Charles Sumner was a cotton manufacturer, and Elizabeth Rand Kelly Sumner was his mother. Amie Sumner was his sister’s name.

His grandfather had a farm and a cotton mill, while his father had a vast estate.

During his scholastic years, he went at Eliot Grammar School for a few years.

He afterwards attended the ‘Roxbury Latin School in West Roxbury, Massachusetts.’

In 1906, he graduated from high school and enrolled at ‘Harvard University,’ where he earned a bachelor’s degree in chemistry in 1910.

After a gunshot accident as a youngster, he was left with only one arm for the rest of his life.

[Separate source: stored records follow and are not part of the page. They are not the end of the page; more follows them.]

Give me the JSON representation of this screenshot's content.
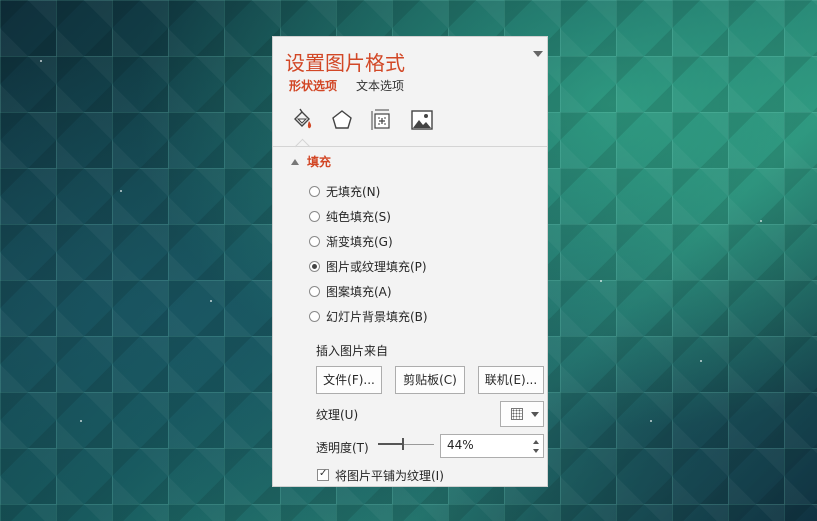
{
  "panel": {
    "title": "设置图片格式",
    "tabs": [
      {
        "label": "形状选项",
        "active": true
      },
      {
        "label": "文本选项",
        "active": false
      }
    ],
    "icons": [
      "fill-line-icon",
      "effects-pentagon-icon",
      "size-properties-icon",
      "picture-icon"
    ]
  },
  "fill": {
    "section_label": "填充",
    "options": [
      {
        "label": "无填充(N)",
        "selected": false
      },
      {
        "label": "纯色填充(S)",
        "selected": false
      },
      {
        "label": "渐变填充(G)",
        "selected": false
      },
      {
        "label": "图片或纹理填充(P)",
        "selected": true
      },
      {
        "label": "图案填充(A)",
        "selected": false
      },
      {
        "label": "幻灯片背景填充(B)",
        "selected": false
      }
    ],
    "insert_from_label": "插入图片来自",
    "buttons": {
      "file": "文件(F)...",
      "clipboard": "剪贴板(C)",
      "online": "联机(E)..."
    },
    "texture_label": "纹理(U)",
    "transparency_label": "透明度(T)",
    "transparency_value": "44%",
    "transparency_fraction": 0.44,
    "tile_label": "将图片平铺为纹理(I)",
    "tile_checked": true
  },
  "colors": {
    "accent": "#d24726",
    "panel_bg": "#f3f3f3"
  }
}
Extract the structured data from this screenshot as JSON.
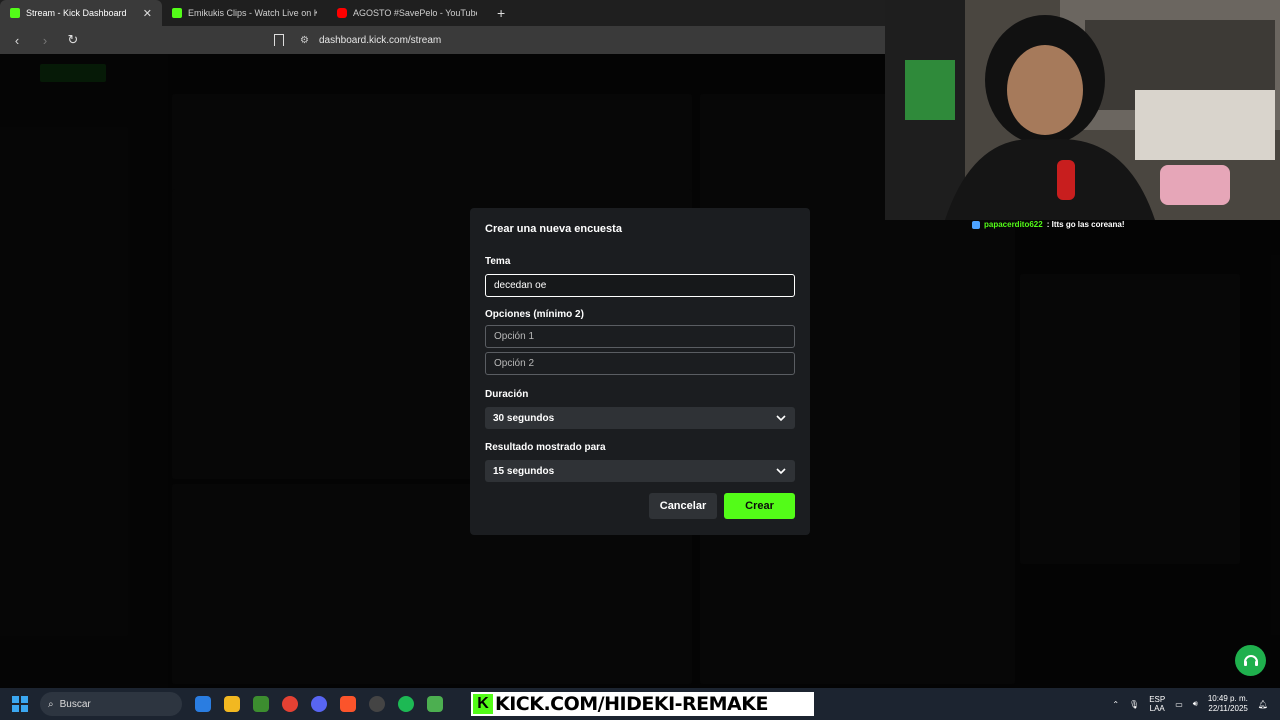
{
  "browser": {
    "tabs": [
      {
        "title": "Stream - Kick Dashboard",
        "favicon_color": "#53fc18"
      },
      {
        "title": "Emikukis Clips - Watch Live on Kick",
        "favicon_color": "#53fc18"
      },
      {
        "title": "AGOSTO #SavePelo - YouTube",
        "favicon_color": "#ff0000"
      }
    ],
    "new_tab": "+",
    "close": "✕",
    "url": "dashboard.kick.com/stream"
  },
  "modal": {
    "title": "Crear una nueva encuesta",
    "topic_label": "Tema",
    "topic_value": "decedan oe",
    "options_label": "Opciones (mínimo 2)",
    "option1_placeholder": "Opción 1",
    "option2_placeholder": "Opción 2",
    "duration_label": "Duración",
    "duration_value": "30 segundos",
    "result_label": "Resultado mostrado para",
    "result_value": "15 segundos",
    "cancel_label": "Cancelar",
    "create_label": "Crear"
  },
  "overlay_chat": {
    "user": "papacerdito622",
    "message": ": Itts go las coreana!"
  },
  "taskbar": {
    "search_label": "Buscar",
    "banner_text": "KICK.COM/HIDEKI-REMAKE",
    "banner_k": "K",
    "lang_top": "ESP",
    "lang_bottom": "LAA",
    "time": "10:49 p. m.",
    "date": "22/11/2025"
  },
  "colors": {
    "accent": "#53fc18",
    "modal_bg": "#1b1d20",
    "select_bg": "#2f3236"
  }
}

In 1912, he left his assistantship in chemistry at Worcester Polytechnic Institute in Worcester, Massachusetts, to study biochemistry at Harvard Medical School under Professor Otto Folin.

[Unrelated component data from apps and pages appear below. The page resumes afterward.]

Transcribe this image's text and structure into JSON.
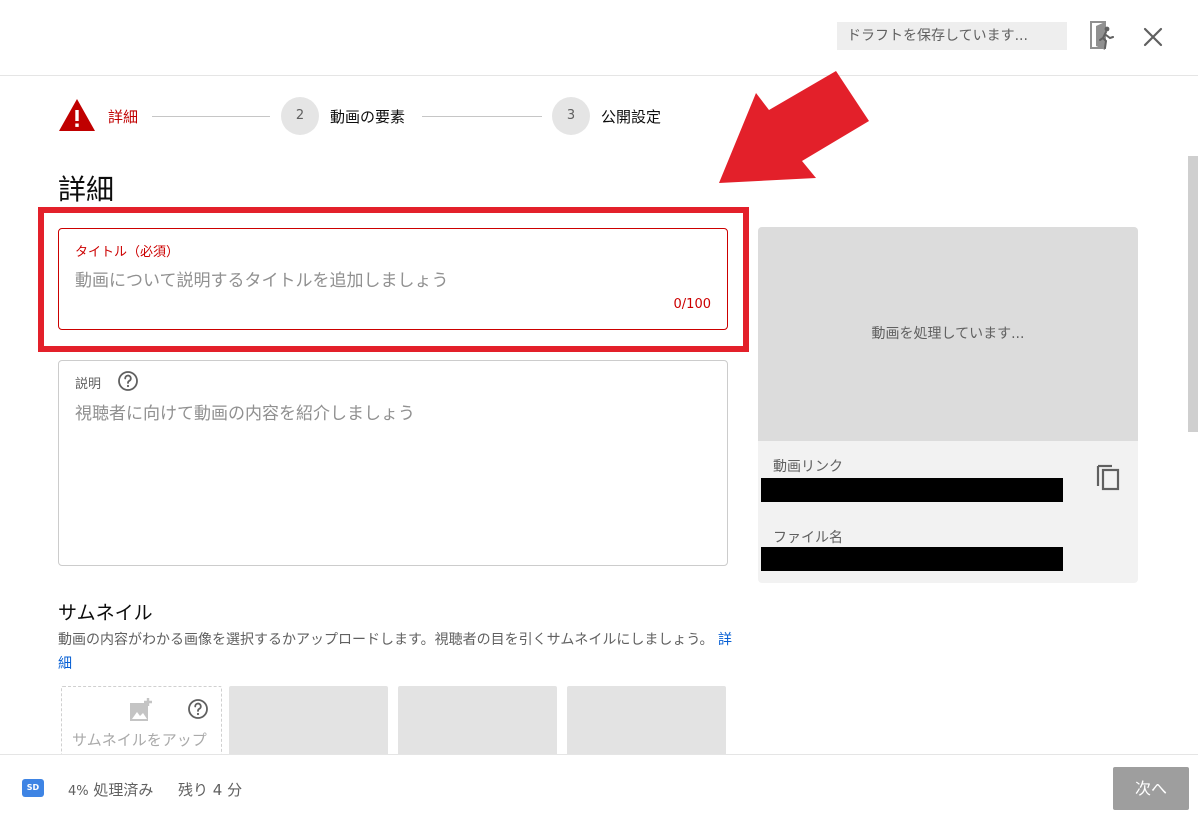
{
  "header": {
    "draft_status": "ドラフトを保存しています...",
    "feedback_icon": "feedback-exit-icon",
    "close_icon": "close-icon"
  },
  "stepper": {
    "steps": [
      {
        "number": "",
        "label": "詳細",
        "state": "error"
      },
      {
        "number": "2",
        "label": "動画の要素",
        "state": "pending"
      },
      {
        "number": "3",
        "label": "公開設定",
        "state": "pending"
      }
    ]
  },
  "page": {
    "title": "詳細"
  },
  "title_field": {
    "label": "タイトル（必須）",
    "placeholder": "動画について説明するタイトルを追加しましょう",
    "value": "",
    "counter": "0/100"
  },
  "description_field": {
    "label": "説明",
    "placeholder": "視聴者に向けて動画の内容を紹介しましょう",
    "value": ""
  },
  "thumbnail": {
    "title": "サムネイル",
    "description": "動画の内容がわかる画像を選択するかアップロードします。視聴者の目を引くサムネイルにしましょう。",
    "link": "詳細",
    "upload_label": "サムネイルをアップ"
  },
  "preview": {
    "processing_text": "動画を処理しています...",
    "link_label": "動画リンク",
    "link_value": "",
    "file_label": "ファイル名",
    "file_value": ""
  },
  "footer": {
    "badge": "SD",
    "progress_percent": "4%",
    "progress_label": "処理済み",
    "remaining": "残り 4 分",
    "next_button": "次へ"
  },
  "colors": {
    "error_red": "#cc0000",
    "annotation_red": "#e3202a",
    "link_blue": "#065fd4",
    "badge_blue": "#3e84e4",
    "disabled_button": "#9e9e9e"
  }
}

Despite Professor Otto Folin’s belief that Sumner could not be a competent scientist with one hand, he persisted and received his PhD in chemistry from ‘Harvard University’ in 1914.

Career of James B. Sumner

After receiving his bachelor’s degree, James B. Sumner began working at his uncle’s cotton knitting mill, but he quickly became dissatisfied with the job.

From 1910 to 1911, he worked as a Chemistry and Physiology teacher at Mount Allison University in Sackville, New Brunswick, Canada.

From 1911 to 1912, he worked as a chemistry assistant at the ‘Worcester Polytechnic Institute.’

Sumner was in Switzerland at the onset of WWI when he was offered a position teaching biochemistry at Cornell Medical School in Ithaca, New York. From 1914 till 1929, he worked there.

In 1921, he was awarded an American-Belgian fellowship at the early phases of his studies. He chose to travel to Brussels and work with Jean Effront, an expert on enzymes. This strategy failed because Effront considered Sumner’s method of isolating the ‘unrease’ enzyme was suspect.

He returned to Ithaca and continued his investigation till he was successful in 1926. Sumner was able to secure a full chair in 1929 despite the fact that every biochemist who heard of his finding disbelieved him.

While working at the ‘Cornell Medical School’ laboratory in 1937, he succeeded in isolating a second enzyme termed ‘Catalase’ in the crystalline form.

He later became the Director of Cornell University’s ‘Enzyme Chemistry Laboratory,’ which he held from 1947 until 1955.

Major Projects of James B. Sumner

In 1927, James B. Sumner released his first book, ‘Textbook of Biological Chemistry.’

With G. Fred Somers, he published his second book, ‘The Chemistry and Methods of Enzymes,’ in 1943. ‘Laboratory Experiments in Biological Chemistry,’ his second collaboration with Somers, was published in 1944.

In 1951-52, he and Karl Myrback collaborated on their fourth book, ‘The Enzymes: Chemistry and Mechanism of Action,’ which was published in four volumes.

Achievements & Awards of James B. Sumner

In 1937, James B. Sumner was awarded a Guggenheim Fellowship to work at Professor The Svedberg’s Uppsala laboratory.

In 1937, he received the ‘Scheele Medal.’

He was awarded the Nobel Prize in Chemistry in 1946.

In 1948, he was elected to the ‘National Academy of Sciences of the United States of America.’

In 1949, he was named a Fellow of the ‘American Academy of Arts and Sciences.’

Personal History and Legacy

On July 10, 1915, he married Bertha Louise Ricketts, an American novelist, whom he later divorced in 1930. From this marriage, he produced four children. Roberta and Prudence were his two daughters.

Agnes Paulina Lundkvist was his second wife, whom he married in 1931 and divorced afterwards. This marriage resulted in him having no children.

His third marriage, to Mary Morrison, took place in 1943, and he had two children with her.

On August 12, 1955, in Buffalo, New York, USA, James B. Sumner died of cancer.

Estimated Net Worth

James is one of the wealthiest chemists and one of the most well-known chemists. James B. Sumner’s net worth is estimated to be $1.5 million, according to Wikipedia, Forbes, and Business Insider.


He enjoyed hunting and was unintentionally wounded in the left arm by a partner during one of his hunting trips. He had to have his left arm amputated from the elbow down after an accident when he was 17 years old. He had to learn how to use his right arm from the beginning, including how to write, because he was left-handed, and he tried to excel in a variety of sports.